Items from a data source:
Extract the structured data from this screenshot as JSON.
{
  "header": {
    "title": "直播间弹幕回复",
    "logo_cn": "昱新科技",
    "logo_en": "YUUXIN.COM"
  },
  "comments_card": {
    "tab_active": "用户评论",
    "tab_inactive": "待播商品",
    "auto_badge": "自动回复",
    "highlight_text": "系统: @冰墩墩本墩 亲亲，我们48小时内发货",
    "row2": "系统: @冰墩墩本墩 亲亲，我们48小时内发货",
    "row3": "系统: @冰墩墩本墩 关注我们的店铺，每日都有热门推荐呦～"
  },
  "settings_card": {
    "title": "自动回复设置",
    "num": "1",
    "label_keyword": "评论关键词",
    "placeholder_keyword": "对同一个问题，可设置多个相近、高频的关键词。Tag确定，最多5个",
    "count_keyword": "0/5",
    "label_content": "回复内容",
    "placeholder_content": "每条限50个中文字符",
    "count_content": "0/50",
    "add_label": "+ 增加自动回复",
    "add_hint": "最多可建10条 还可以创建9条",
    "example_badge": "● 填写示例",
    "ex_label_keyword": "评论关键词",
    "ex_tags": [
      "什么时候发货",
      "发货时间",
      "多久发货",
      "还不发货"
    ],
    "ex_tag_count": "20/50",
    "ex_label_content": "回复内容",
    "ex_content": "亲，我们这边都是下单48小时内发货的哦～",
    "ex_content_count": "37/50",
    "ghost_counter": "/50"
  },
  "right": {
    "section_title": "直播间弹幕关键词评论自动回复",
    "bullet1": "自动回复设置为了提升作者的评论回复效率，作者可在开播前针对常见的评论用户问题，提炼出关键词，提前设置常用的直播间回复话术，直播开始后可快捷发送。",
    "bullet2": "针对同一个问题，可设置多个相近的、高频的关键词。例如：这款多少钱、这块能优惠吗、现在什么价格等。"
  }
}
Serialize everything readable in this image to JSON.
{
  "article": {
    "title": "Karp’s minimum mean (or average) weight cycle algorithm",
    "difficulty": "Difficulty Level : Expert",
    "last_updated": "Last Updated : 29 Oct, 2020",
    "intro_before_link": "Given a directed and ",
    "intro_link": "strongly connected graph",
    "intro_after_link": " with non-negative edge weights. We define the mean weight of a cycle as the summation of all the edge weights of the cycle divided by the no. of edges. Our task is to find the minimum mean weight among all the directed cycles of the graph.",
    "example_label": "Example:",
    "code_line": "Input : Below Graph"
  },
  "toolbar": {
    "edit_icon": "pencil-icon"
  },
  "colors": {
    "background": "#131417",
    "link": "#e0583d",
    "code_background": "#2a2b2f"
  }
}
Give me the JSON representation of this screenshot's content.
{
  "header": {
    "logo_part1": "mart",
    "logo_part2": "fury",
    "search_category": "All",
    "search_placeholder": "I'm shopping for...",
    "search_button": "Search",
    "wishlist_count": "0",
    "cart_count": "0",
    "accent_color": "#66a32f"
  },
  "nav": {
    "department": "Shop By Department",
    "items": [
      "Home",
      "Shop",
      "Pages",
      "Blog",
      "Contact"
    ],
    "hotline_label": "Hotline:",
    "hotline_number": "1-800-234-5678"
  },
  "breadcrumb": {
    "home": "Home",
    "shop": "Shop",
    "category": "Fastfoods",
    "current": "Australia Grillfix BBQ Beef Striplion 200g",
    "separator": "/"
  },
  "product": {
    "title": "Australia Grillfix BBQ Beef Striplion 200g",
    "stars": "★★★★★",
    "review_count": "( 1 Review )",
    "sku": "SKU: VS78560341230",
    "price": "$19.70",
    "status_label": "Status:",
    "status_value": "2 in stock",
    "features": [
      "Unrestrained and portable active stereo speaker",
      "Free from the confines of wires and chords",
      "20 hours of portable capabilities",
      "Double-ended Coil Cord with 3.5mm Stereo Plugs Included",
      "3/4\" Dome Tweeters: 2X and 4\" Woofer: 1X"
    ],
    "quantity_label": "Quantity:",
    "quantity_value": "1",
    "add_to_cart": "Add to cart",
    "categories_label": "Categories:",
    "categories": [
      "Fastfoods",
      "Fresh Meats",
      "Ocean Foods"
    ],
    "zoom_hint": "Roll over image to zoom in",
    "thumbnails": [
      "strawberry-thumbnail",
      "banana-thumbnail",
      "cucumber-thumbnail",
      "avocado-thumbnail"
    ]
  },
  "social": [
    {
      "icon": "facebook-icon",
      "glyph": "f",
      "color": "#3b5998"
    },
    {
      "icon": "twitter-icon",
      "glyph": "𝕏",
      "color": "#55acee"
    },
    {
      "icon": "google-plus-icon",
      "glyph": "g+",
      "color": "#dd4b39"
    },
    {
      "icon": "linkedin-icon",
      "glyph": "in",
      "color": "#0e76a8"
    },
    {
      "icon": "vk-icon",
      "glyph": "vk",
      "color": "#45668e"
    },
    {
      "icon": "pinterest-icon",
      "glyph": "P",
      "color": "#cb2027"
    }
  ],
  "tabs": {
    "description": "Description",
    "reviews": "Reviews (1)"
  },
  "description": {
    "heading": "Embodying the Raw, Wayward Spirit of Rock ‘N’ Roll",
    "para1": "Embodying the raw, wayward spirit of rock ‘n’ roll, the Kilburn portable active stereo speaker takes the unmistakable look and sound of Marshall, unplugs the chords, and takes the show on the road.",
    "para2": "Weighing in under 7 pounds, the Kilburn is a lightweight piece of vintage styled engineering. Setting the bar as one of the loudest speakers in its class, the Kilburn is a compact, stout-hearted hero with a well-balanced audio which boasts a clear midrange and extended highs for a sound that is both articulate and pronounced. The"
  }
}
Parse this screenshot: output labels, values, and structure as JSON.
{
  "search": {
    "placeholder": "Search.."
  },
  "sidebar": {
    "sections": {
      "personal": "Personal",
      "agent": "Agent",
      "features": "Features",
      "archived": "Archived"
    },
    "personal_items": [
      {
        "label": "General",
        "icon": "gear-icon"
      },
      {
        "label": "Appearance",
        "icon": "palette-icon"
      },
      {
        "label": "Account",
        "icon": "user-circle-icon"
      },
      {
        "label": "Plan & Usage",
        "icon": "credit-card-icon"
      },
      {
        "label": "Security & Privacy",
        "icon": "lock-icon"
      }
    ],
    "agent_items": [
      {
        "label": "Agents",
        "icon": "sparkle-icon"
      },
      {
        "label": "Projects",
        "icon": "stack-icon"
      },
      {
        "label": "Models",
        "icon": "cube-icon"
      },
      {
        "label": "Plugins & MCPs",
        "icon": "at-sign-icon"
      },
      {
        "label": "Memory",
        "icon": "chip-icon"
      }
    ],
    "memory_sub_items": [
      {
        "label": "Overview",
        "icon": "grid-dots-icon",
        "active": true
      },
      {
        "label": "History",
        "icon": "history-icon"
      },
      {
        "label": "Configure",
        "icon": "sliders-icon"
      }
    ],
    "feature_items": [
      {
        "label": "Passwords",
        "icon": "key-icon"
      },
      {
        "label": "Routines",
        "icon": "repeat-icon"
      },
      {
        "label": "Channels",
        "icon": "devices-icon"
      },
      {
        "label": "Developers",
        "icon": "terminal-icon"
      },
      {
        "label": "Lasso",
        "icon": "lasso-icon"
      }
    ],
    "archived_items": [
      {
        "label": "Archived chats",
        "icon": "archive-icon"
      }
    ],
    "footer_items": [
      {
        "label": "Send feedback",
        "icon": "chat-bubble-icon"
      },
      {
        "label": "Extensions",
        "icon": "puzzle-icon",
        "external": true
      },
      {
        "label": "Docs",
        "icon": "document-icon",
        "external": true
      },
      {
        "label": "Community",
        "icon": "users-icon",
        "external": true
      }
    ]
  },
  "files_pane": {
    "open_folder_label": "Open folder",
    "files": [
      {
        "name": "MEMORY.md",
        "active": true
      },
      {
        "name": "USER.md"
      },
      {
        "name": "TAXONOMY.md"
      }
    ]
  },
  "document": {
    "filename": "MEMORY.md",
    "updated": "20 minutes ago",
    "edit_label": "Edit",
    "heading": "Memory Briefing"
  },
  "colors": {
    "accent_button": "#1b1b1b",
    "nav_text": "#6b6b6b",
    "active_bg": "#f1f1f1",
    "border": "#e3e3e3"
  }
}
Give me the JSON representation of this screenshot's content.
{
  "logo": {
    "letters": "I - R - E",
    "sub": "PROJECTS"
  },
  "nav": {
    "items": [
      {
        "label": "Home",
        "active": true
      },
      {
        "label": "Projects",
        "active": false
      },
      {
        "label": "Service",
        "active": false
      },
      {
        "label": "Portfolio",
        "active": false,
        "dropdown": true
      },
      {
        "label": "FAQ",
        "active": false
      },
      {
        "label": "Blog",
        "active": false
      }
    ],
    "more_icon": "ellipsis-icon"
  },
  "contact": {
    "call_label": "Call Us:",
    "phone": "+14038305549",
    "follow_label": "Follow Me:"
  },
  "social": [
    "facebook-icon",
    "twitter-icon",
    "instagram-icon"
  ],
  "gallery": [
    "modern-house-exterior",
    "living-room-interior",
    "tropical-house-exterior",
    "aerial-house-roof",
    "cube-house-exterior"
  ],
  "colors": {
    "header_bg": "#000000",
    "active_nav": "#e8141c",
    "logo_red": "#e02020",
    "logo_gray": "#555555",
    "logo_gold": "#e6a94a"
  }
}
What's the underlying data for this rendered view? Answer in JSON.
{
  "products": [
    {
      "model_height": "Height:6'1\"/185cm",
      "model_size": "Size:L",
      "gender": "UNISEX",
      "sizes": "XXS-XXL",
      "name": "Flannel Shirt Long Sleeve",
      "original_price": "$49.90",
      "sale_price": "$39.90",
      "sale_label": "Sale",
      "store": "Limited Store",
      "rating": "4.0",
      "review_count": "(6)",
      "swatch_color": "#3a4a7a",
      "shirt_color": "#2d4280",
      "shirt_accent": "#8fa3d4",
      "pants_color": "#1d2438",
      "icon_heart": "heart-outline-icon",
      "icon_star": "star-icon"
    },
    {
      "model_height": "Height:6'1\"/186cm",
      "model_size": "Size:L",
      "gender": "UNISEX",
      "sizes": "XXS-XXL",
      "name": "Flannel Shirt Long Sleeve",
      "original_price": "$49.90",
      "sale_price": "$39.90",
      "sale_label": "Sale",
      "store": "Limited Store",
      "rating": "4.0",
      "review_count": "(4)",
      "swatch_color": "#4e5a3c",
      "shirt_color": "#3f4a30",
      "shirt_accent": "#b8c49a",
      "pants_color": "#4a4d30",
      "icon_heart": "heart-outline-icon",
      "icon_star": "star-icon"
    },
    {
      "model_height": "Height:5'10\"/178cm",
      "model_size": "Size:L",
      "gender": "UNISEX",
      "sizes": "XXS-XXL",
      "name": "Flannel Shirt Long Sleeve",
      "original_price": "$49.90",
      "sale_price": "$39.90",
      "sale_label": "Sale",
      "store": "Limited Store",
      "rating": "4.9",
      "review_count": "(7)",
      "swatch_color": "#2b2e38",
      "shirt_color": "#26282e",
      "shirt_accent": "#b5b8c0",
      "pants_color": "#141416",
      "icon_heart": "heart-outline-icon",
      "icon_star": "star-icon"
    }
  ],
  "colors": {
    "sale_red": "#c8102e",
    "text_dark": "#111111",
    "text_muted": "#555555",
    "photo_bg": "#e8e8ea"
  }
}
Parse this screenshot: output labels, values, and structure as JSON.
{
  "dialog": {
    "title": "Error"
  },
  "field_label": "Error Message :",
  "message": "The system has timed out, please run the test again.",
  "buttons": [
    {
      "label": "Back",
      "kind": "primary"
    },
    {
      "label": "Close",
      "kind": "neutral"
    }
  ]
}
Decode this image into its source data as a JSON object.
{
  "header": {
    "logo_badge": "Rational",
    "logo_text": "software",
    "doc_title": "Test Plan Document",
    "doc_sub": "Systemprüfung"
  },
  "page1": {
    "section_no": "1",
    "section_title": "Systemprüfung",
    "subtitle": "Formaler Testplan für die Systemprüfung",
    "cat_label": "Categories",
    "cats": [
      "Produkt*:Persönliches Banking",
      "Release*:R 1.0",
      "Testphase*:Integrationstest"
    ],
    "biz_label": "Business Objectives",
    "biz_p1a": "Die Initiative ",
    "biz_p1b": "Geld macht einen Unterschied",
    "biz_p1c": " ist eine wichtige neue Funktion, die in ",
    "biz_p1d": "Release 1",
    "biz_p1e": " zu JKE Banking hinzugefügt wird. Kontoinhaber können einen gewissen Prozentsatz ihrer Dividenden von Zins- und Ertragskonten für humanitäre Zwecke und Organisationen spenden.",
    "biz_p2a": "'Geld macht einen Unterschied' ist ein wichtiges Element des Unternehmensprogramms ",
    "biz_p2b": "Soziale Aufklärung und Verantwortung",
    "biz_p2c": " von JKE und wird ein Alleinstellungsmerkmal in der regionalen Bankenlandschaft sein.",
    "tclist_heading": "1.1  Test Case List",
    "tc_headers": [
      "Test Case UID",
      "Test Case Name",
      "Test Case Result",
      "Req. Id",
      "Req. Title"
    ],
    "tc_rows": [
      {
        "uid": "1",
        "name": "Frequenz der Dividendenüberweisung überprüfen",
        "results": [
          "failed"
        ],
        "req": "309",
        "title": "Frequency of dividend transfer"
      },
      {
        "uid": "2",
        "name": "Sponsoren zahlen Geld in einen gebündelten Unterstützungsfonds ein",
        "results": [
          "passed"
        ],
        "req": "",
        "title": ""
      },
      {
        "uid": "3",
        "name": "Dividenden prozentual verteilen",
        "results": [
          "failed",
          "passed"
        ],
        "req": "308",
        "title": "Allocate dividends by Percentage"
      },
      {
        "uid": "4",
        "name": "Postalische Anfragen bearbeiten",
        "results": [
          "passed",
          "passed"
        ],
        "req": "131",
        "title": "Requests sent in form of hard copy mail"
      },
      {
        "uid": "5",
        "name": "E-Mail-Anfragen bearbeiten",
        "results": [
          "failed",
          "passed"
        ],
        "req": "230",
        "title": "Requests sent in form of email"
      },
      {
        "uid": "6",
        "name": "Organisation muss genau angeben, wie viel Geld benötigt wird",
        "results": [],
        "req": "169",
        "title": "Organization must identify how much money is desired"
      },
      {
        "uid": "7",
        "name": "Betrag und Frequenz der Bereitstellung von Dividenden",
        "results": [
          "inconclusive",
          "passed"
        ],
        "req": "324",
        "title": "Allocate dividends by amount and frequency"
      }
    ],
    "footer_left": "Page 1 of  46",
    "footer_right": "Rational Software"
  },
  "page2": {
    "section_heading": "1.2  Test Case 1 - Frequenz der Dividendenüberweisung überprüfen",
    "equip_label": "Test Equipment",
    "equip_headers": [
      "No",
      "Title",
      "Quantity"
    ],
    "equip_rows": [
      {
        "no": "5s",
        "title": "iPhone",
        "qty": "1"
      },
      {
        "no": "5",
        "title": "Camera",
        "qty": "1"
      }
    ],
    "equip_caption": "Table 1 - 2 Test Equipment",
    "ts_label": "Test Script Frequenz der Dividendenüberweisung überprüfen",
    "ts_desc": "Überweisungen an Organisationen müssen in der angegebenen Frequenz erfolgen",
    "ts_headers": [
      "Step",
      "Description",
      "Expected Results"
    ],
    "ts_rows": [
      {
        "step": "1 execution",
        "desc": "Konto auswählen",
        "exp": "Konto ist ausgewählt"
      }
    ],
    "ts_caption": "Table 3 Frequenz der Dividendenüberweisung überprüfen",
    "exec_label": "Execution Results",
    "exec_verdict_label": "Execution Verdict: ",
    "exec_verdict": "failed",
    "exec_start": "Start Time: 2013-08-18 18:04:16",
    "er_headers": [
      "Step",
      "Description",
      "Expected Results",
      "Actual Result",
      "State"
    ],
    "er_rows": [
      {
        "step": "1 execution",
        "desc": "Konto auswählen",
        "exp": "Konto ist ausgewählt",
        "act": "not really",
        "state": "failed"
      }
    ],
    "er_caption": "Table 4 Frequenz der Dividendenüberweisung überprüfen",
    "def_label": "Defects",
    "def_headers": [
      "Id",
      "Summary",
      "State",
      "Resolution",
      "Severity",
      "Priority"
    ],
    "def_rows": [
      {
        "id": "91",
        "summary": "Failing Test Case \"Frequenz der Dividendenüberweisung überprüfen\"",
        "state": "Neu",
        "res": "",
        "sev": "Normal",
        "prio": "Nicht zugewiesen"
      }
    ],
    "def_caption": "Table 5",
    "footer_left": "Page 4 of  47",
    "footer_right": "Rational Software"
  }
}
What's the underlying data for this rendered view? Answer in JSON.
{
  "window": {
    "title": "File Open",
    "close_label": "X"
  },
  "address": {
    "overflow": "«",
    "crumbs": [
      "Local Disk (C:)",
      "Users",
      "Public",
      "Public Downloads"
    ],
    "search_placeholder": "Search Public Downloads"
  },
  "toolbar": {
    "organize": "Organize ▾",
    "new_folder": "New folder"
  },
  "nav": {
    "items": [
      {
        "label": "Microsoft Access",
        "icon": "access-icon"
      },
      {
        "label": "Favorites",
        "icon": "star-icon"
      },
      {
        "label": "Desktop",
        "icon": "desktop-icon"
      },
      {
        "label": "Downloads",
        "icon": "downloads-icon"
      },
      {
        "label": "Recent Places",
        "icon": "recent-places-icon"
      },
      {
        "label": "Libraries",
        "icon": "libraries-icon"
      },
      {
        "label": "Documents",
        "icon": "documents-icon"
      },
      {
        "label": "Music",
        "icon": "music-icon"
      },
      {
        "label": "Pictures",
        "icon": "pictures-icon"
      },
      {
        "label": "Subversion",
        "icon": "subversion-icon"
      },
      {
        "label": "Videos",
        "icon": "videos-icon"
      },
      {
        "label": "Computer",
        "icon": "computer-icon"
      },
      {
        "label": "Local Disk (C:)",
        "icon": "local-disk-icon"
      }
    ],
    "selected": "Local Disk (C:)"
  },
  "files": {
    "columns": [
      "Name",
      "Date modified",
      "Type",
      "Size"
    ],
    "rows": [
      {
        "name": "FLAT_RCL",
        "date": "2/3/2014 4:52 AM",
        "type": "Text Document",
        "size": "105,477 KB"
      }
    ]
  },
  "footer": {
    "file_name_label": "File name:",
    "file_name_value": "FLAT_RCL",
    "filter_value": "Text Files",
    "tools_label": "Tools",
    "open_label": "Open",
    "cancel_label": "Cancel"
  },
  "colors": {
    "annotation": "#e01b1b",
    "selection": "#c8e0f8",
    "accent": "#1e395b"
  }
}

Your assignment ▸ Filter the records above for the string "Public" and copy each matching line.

Task output ▸
      "Public",
      "Public Downloads"
    "search_placeholder": "Search Public Downloads"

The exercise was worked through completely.